Referenced by
Citing PatentFiling datePublication dateApplicantTitle
US7539925Dec 1, 2004May 26, 2009Sony CorporationTransmission apparatus and method, reception apparatus and method, storage medium, and program
US8396051 *Jul 22, 2011Mar 12, 2013Lg Electronics Inc.Digital broadcasting system and method of processing data
US8856212Aug 10, 2011Oct 7, 2014Google Inc.Web-based configurable pipeline for media processing
US9106787May 9, 2011Aug 11, 2015Google Inc.Apparatus and method for media transmission bandwidth control using bandwidth estimation
US9172740Jan 15, 2013Oct 27, 2015Google Inc.Adjustable buffer remote access
US9185429Apr 30, 2012Nov 10, 2015Google Inc.Video encoding and decoding using un-equal error protection
US9210420Feb 7, 2014Dec 8, 2015Google Inc.Method and apparatus for encoding video by changing frame resolution
US9225979Jan 30, 2013Dec 29, 2015Google Inc.Remote access encoding
US9311692Jan 25, 2013Apr 12, 2016Google Inc.Scalable buffer remote access
US9490850Nov 28, 2011Nov 8, 2016Google Inc.Method and apparatus for decoding packetized data
US20090228763 *Jun 26, 2007Sep 10, 2009Koninklijke Philips Electronics N.V.Method and apparatus for encoding and decoding data with error correction
US20110280301 *Jul 22, 2011Nov 17, 2011Lg Electronics Inc.Digital broadcasting system and method of processing data
Classifications
U.S. Classification714/701, 714/784
International ClassificationH03M13/35, H03M13/15, H04L1/00
Cooperative ClassificationH04L1/0009, H04L1/0083, H03M13/35, H03M13/15, H04L1/0057, H04L1/0026, H04L1/007, H04L2001/0098
European ClassificationH04L1/00B7U, H03M13/15, H04L1/00F2, H03M13/35, H04L1/00A9B, H04L1/00A5, H04L1/00B7B
Legal Events
DateCodeEventDescription
Jan 7, 2005ASAssignment
Owner name: KONINKLIJKE PHILIPS ELECTRONICS N.V., NETHERLANDS

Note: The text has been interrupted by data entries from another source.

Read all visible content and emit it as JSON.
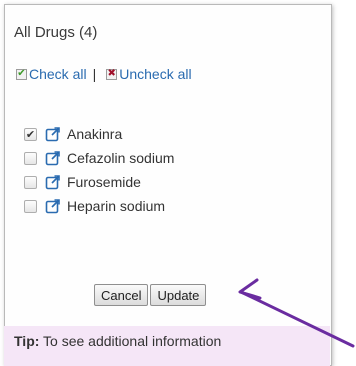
{
  "panel": {
    "title": "All Drugs (4)",
    "check_all_label": "Check all",
    "separator": "|",
    "uncheck_all_label": "Uncheck all"
  },
  "drugs": [
    {
      "name": "Anakinra",
      "checked": true
    },
    {
      "name": "Cefazolin sodium",
      "checked": false
    },
    {
      "name": "Furosemide",
      "checked": false
    },
    {
      "name": "Heparin sodium",
      "checked": false
    }
  ],
  "buttons": {
    "cancel_label": "Cancel",
    "update_label": "Update"
  },
  "tip": {
    "label": "Tip:",
    "text": " To see additional information"
  },
  "colors": {
    "link": "#2a6bb0",
    "arrow": "#6a2ca0",
    "tip_background": "#f5e6f7"
  },
  "icons": {
    "check_all": "green-check-icon",
    "uncheck_all": "red-x-icon",
    "drug_link": "external-link-icon",
    "annotation": "arrow-icon"
  }
}
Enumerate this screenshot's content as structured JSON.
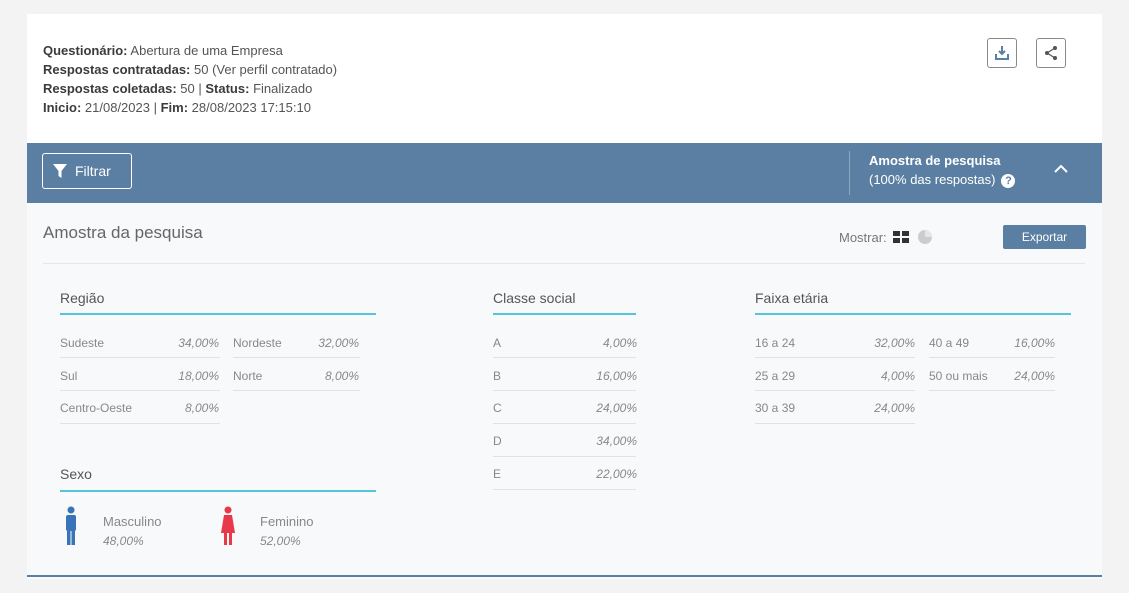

Free format text: ASSIGNMENT OF ASSIGNORS INTEREST;ASSIGNORS:DELMAS, GILLES;SAMSON, CHRISTOPHE;REEL/FRAME:015559/0818;SIGNING DATES FROM 20040922 TO 20040923